**TASK ITEM**
Within the records, find every line that includes the word "USDT" and copy it.

[Excerpts from an interface dataset]
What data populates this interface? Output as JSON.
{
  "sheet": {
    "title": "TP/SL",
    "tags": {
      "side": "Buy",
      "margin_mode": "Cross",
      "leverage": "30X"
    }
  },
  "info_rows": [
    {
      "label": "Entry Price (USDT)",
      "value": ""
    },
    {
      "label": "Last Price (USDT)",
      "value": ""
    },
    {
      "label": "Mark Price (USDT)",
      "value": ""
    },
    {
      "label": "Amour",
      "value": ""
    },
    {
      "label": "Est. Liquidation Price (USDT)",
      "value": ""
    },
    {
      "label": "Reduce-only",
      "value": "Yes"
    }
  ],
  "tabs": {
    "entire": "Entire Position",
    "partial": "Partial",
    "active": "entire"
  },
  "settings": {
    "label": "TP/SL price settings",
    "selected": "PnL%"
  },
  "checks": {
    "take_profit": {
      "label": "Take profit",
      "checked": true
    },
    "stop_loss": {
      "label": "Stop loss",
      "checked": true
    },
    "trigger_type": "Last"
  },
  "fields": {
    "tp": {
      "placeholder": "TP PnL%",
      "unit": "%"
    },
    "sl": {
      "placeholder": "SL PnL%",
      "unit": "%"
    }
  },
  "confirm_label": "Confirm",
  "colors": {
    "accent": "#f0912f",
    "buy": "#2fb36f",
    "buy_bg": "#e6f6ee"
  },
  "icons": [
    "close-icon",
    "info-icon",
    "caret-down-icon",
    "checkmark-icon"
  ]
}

**YOUR RESPONSE**
      "label": "Entry Price (USDT)",
      "label": "Last Price (USDT)",
      "label": "Mark Price (USDT)",
      "label": "Est. Liquidation Price (USDT)",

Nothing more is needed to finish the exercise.